Even worse than the longing, the waiting, was the fear. What if it never happens? What if I never have a child of my own? What if Hashem’s answer to my prayers would be, “No, dearest daughter, this isn’t My plan for you”?
And then, unbelievably, in Hashem’s infinite kindness, I gave birth to my son. As I acclimated to motherhood, every new experience was so exciting. Bringing my baby to the sitter on the way to work each day was an Event. Joining all the other mothers jostling their carriages, juggling crying babies, pacifiers, and fuzzy blankies, I had to pinch myself to make sure I wasn’t hallucinating.
Could it be that I finally had a place among the other young mothers? For so long, I’d been sidelined, allowed to watch, but never belong. I felt like an intruder at first, a trespasser.
It took a long time to make the mental shift from poor, childless me to lucky, lucky Mommy. “Look at me!” I wanted to shout. “I have a baby — a real, live baby! And I get to wheel him in a pretty carriage down the avenue, just like you! And you! And everyone else in the universe!” (Or so it seemed to me, at least.)
That grateful feeling is something that never fizzles out. On the contrary, it grows with every new stage. When it was time to buy my son his first pair of shoes, I had chills all the way to the shoe store, and cried while I paid for those patent leather beauties. And just recently, when I filled out the application to nursery school, my hand trembled as I signed at the bottom.
I often find myself looking into my son’s gorgeous eyes and thinking, “How did I ever deserve this incredible gift? Does he really, really belong to me?”
So, yes, Other-Mother-with-the-Stroller, this kid is mine. After all those years, all those tears; he’s mine. After the horrible fertility treatments and thousands of dollars, he’s mine. After the soaring hopes and crushing disappointments, he’s mine.
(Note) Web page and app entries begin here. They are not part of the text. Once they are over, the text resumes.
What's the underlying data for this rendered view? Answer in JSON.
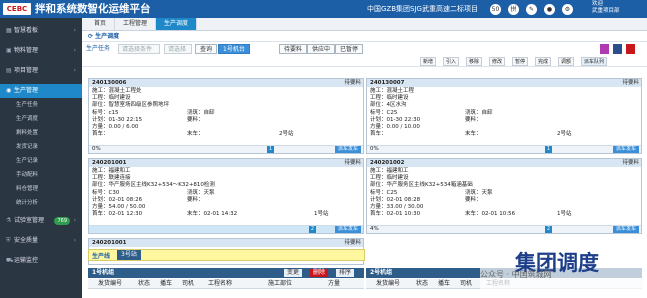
{
  "header": {
    "logo": "CEBC",
    "app_title": "拌和系统数智化运维平台",
    "project_title": "中国GZB集团SJG武重高速二标项目",
    "icons": [
      "50",
      "拼",
      "✎",
      "●",
      "⚙"
    ],
    "user_line1": "欢迎",
    "user_line2": "武重项目部"
  },
  "sidebar": {
    "items": [
      {
        "label": "智慧看板"
      },
      {
        "label": "物料管理"
      },
      {
        "label": "项目管理"
      },
      {
        "label": "生产管理"
      }
    ],
    "sub": [
      "生产任务",
      "生产调度",
      "剩料处置",
      "发货记录",
      "生产记录",
      "手动配料",
      "料仓管理",
      "统计分析"
    ],
    "bottom": [
      {
        "label": "试验室管理",
        "badge": "769"
      },
      {
        "label": "安全质量"
      },
      {
        "label": "运输监控"
      }
    ]
  },
  "tabs": [
    "首页",
    "工程管理",
    "生产调度"
  ],
  "section_title": "生产调度",
  "filters": {
    "label": "生产任务",
    "input1": "请选择条件",
    "input2": "请选择",
    "query": "查询",
    "select": "1号机台",
    "status_tabs": [
      "待要料",
      "供应中",
      "已暂停"
    ]
  },
  "actions": [
    "新增",
    "引入",
    "移除",
    "修改",
    "暂停",
    "完成",
    "调额",
    "派车队列"
  ],
  "cards": [
    {
      "id": "240130006",
      "tag": "待要料",
      "unit": "施工：混凝土工程处",
      "project": "工程：临时建设",
      "part": "部位：智慧室场四级区参照地坪",
      "grade": "标号：c15",
      "pour": "浇筑：自卸",
      "plan": "计划：01-30 22:15",
      "req": "要料：",
      "qty": "方量：0.00 / 6.00",
      "veh": "首车：",
      "last": "末车：",
      "station": "2号站",
      "page": "1",
      "dispatch": "派车发车",
      "foot": "0%"
    },
    {
      "id": "240130007",
      "tag": "待要料",
      "unit": "施工：混凝土工程",
      "project": "工程：临时建设",
      "part": "部位：4区水沟",
      "grade": "标号：C25",
      "pour": "浇筑：自卸",
      "plan": "计划：01-30 22:30",
      "req": "要料：",
      "qty": "方量：0.00 / 10.00",
      "veh": "首车：",
      "last": "末车：",
      "station": "2号站",
      "page": "1",
      "dispatch": "派车发车",
      "foot": "0%"
    },
    {
      "id": "240201001",
      "tag": "待要料",
      "unit": "施工：福建和工",
      "project": "工程：联建连接",
      "part": "部位：华产服务区主线K32+534～K32+810检测",
      "grade": "标号：C30",
      "pour": "浇筑：天泵",
      "plan": "计划：02-01 08:26",
      "req": "要料：",
      "qty": "方量：54.00 / 50.00",
      "veh": "首车：02-01 12:30",
      "last": "末车：02-01 14:32",
      "station": "1号站",
      "page": "2",
      "dispatch": "派车发车",
      "foot": ""
    },
    {
      "id": "240201002",
      "tag": "待要料",
      "unit": "施工：福建和工",
      "project": "工程：临时建设",
      "part": "部位：华产服务区主线K32+534箱涵基础",
      "grade": "标号：C25",
      "pour": "浇筑：天泵",
      "plan": "计划：02-01 08:28",
      "req": "要料：",
      "qty": "方量：33.00 / 30.00",
      "veh": "首车：02-01 10:30",
      "last": "末车：02-01 10:56",
      "station": "1号站",
      "page": "2",
      "dispatch": "派车发车",
      "foot": "4%"
    },
    {
      "id": "240201001",
      "tag": "待要料",
      "unit": "",
      "project": "",
      "part": "",
      "grade": "",
      "pour": "",
      "plan": "",
      "req": "",
      "qty": "",
      "veh": "",
      "last": "",
      "station": "",
      "page": "",
      "dispatch": "",
      "foot": ""
    }
  ],
  "strip": {
    "label": "生产线",
    "value": "3号站"
  },
  "grids": [
    {
      "title": "1号机组",
      "btns": [
        "变更",
        "删除",
        "排序"
      ]
    },
    {
      "title": "2号机组"
    }
  ],
  "columns": [
    "发货编号",
    "状态",
    "播车",
    "司机",
    "工程名称",
    "施工部位",
    "方量"
  ],
  "watermark": {
    "big": "集团调度",
    "small": "公众号 · 中国筑城网"
  }
}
From his soft curly hair to his pudgy little toes, he’s mine.
He’s a miracle. And he’s mine.
(Originally featured in Family First, Issue 641)
Oops! We could not locate your form.